== Instructions to follow ==
Scan the entries below for the word "average" and copy every line where it turns up.

[Element data from apps and pages]

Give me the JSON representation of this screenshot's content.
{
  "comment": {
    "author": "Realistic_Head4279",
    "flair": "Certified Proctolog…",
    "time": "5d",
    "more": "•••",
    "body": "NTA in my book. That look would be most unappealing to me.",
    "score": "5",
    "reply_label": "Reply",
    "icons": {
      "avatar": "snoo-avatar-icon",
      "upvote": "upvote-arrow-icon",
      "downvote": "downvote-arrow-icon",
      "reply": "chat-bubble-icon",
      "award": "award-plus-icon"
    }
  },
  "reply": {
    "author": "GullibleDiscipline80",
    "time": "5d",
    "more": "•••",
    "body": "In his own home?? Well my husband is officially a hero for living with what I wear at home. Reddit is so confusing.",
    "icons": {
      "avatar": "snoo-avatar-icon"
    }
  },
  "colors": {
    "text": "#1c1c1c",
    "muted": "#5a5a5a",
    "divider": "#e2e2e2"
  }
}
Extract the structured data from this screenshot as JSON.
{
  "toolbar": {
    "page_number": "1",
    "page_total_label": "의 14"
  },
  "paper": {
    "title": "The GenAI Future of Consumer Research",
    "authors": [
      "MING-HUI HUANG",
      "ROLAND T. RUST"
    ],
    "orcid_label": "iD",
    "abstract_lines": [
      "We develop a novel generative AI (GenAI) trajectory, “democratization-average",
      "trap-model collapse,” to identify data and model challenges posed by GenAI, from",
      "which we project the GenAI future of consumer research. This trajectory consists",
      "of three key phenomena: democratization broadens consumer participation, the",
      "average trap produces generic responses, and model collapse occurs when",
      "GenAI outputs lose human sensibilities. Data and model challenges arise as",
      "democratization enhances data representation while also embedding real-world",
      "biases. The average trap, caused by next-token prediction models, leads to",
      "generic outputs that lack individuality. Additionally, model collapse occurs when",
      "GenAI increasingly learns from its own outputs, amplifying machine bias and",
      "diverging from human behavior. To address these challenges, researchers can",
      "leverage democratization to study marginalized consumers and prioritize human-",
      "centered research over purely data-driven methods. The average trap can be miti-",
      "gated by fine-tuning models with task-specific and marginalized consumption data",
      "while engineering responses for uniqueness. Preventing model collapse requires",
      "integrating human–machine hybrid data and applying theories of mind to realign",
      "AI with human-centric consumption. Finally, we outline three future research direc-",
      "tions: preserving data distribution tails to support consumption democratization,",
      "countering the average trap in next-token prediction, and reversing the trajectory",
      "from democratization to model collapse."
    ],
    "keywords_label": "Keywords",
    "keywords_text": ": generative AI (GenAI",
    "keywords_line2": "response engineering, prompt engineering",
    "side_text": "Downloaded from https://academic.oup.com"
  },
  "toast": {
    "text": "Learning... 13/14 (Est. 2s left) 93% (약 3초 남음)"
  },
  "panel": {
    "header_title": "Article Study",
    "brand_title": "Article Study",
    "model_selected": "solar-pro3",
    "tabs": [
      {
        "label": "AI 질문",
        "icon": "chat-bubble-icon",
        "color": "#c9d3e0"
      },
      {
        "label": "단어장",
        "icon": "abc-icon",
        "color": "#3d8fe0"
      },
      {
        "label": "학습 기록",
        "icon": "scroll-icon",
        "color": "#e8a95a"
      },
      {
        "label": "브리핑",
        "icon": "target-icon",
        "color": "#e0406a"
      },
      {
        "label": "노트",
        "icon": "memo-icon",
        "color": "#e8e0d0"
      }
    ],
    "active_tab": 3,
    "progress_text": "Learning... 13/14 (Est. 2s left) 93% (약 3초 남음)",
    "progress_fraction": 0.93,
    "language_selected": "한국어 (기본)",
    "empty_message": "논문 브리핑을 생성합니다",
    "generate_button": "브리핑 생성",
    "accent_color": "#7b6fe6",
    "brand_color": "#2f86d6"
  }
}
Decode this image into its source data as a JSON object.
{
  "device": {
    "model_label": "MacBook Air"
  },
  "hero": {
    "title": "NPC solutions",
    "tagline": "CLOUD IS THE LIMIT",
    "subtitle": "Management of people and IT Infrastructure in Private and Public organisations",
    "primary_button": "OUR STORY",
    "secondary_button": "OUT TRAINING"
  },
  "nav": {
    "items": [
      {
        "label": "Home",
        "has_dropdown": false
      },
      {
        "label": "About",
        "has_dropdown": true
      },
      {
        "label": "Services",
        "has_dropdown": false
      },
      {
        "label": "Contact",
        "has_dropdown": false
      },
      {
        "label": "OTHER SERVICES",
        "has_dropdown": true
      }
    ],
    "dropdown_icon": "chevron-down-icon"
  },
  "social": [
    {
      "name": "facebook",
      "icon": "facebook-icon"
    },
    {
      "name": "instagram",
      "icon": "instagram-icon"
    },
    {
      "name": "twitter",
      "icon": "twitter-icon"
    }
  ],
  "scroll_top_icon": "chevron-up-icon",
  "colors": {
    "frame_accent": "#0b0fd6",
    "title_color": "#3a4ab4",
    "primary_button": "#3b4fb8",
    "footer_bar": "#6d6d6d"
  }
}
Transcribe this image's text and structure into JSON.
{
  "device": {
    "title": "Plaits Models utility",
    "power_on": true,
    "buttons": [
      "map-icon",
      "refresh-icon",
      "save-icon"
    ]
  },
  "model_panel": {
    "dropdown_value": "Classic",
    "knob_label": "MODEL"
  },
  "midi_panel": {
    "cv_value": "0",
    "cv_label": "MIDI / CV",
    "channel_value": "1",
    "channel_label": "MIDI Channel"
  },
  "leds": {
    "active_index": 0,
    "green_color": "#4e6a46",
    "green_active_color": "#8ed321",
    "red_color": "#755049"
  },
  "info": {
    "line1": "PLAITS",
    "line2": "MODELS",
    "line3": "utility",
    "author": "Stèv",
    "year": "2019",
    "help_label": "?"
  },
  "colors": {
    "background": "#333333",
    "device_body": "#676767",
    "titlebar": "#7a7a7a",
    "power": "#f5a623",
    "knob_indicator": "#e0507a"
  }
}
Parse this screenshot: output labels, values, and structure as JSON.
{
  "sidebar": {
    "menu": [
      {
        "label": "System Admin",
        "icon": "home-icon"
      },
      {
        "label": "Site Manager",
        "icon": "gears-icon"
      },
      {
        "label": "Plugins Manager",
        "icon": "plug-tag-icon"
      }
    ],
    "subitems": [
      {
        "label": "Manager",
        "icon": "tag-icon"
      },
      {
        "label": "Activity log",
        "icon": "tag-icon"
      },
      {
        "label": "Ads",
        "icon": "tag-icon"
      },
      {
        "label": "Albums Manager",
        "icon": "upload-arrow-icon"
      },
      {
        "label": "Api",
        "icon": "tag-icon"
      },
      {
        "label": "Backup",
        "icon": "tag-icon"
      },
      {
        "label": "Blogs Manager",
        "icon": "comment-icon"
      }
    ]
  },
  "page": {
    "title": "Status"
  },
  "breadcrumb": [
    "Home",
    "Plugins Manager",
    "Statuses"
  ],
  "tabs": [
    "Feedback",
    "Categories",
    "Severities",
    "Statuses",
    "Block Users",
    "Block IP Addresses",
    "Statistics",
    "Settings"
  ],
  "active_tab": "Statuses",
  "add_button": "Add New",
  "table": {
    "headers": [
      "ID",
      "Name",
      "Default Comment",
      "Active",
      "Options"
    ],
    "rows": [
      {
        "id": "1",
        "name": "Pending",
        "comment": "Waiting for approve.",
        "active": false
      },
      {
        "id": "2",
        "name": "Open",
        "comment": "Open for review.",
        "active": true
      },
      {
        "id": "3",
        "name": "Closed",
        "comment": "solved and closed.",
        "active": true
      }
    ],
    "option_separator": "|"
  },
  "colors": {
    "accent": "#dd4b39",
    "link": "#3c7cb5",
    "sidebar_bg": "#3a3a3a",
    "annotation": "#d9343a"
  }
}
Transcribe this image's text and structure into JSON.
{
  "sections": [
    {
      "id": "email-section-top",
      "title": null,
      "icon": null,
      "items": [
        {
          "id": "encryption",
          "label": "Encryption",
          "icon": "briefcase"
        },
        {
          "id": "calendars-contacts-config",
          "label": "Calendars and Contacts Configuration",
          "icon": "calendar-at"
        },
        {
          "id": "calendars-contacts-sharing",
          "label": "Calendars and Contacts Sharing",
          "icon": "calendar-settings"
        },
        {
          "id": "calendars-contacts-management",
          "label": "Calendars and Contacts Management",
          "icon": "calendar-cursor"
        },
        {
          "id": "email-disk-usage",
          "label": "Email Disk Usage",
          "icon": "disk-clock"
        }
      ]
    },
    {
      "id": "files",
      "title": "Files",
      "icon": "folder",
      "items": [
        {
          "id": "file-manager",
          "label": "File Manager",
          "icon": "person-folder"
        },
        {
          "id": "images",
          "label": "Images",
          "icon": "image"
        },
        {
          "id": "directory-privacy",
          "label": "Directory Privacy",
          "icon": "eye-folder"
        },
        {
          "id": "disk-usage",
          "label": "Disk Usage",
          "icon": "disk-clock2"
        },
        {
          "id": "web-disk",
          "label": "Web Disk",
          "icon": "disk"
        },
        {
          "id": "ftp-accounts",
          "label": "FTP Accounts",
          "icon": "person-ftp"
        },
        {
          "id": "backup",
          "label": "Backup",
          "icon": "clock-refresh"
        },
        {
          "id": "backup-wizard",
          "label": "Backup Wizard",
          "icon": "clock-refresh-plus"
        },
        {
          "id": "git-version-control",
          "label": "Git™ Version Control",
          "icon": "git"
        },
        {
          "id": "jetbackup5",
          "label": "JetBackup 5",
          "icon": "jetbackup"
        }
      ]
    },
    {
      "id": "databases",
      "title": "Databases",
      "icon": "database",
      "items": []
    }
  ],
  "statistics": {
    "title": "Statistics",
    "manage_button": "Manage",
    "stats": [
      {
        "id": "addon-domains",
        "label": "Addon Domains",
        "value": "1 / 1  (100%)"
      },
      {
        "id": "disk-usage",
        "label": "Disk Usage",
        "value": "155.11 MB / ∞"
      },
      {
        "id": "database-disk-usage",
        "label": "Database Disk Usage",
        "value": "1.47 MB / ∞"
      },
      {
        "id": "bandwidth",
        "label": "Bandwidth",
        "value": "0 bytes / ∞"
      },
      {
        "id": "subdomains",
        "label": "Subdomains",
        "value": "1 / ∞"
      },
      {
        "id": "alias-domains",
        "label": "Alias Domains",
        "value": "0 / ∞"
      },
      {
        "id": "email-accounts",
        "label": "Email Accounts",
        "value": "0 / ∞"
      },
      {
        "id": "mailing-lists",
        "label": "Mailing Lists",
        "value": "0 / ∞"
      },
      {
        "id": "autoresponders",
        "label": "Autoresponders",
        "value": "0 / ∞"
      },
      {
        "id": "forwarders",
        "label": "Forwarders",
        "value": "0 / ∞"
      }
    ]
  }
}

== Exercise output ==
      "We develop a novel generative AI (GenAI) trajectory, “democratization-average",
      "average trap produces generic responses, and model collapse occurs when",
      "biases. The average trap, caused by next-token prediction models, leads to",
      "centered research over purely data-driven methods. The average trap can be miti-",
      "countering the average trap in next-token prediction, and reversing the trajectory",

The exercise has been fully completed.